Johann Ulich and Georg Philipp Telemann represent the next generation. Like Erlebach the latter was a representative of the mixed style which was dominant in Germany and in which Italian and French elements were incorporated into the German tradition. There is another similarity: Erlebach had written overtures in the French style, inspired by the instrumental suites from the operas of Lully. Telemann was also one of the most productive composers of such overtures.

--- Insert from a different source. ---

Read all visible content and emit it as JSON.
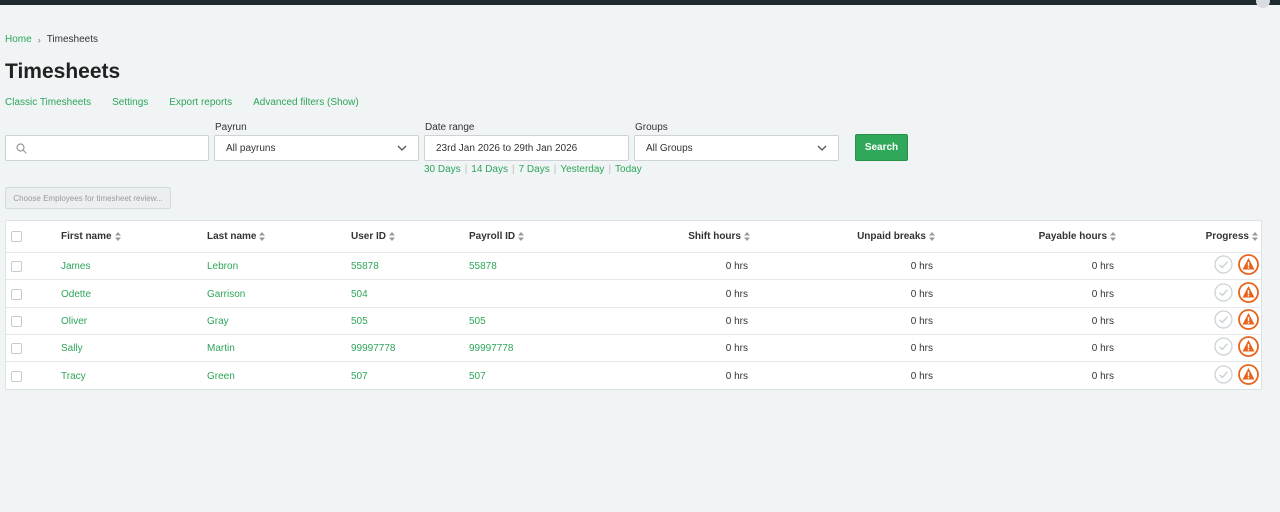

Little is known about Johann Ulich, and he is not even mentioned in New Grove. He was born in Wittenberg where his father was organist and Kantor. Here he studied at the university and in 1708 moved to Zerbst where he first acted as organist of the St. Bartholomäi-Kirche and instrumentalist at the court. In 1722 Johann Friedrich Fasch was appointed Kapellmeister, thus becoming Ulich's colleague. It is not known how much he has composed: the palace of Anhalt-Zerbst was destroyed by fire during World War II and apparently the musical archive with it. His extant compositions comprise three cantatas, nine keyboard pieces and a set of six sonatas for recorder. The latter have been recorded by the ensemble Lux Borea.
In its texture it is a more modern piece than the arias by Erlebach, comprising of recitatives and arias, although the latter are mostly rather short. The arias in Telemann's cantatas are more developed. They represent a part of his output which is little known. It is mostly the larger-scale and more dramatic works which are performed, such as Ino, but these smaller-scale pieces are little gems and show some of the features of Telemann's style, such as the attention to melody and a fine depiction of the text. Some texts may have been written by the composer himself, such as Fortuna scherzosa which is probably an early work and was discovered in the archive of the Berlin Sing-Akademie. The choice of texts very much reflect the composer's sense of humour which he also displayed in his instrumental works.
The subject which connects the pieces on this disc gives much opportunity for a humorous approach. In classical mythology Fortuna was the goddess of good and bad luck. She is used as a metaphor for the twists and turns in everyday life, and especially in love. The latter is a classical subject in operas and cantatas which juxtapose fickleness and constancy.
This is a most enjoyable disc. Hamburger Ratsmusik is an experienced ensemble which has made many interesting recordings, and always comes up with little-known repertoire. That isn't any different here. The compositions are mostly unknown, but deserve to be performed and recorded. They represent a part of the German baroque repertoire which receives not that much attention. They have found interpreters who are pretty much ideal. I had never heard Ina Siedlaczek before, and I am quite impressed by her singing. She has a very beautiful voice, articulates well and is very responsive to the text. Especially the way Telemann has depicted elements in the text is not lost on her. The long lines in Erlebach's arias come off perfectly, with good dynamic shading and stylish ornamentation when it is needed. I am looking forward to future recording projects.
It is a shame that the booklet omits the names of the players of the violin parts in Erlebach. The record company has been so kind to give me their names. Even more regrettable is the omission of translations of the lyrics.
Johan van Veen (© 2014)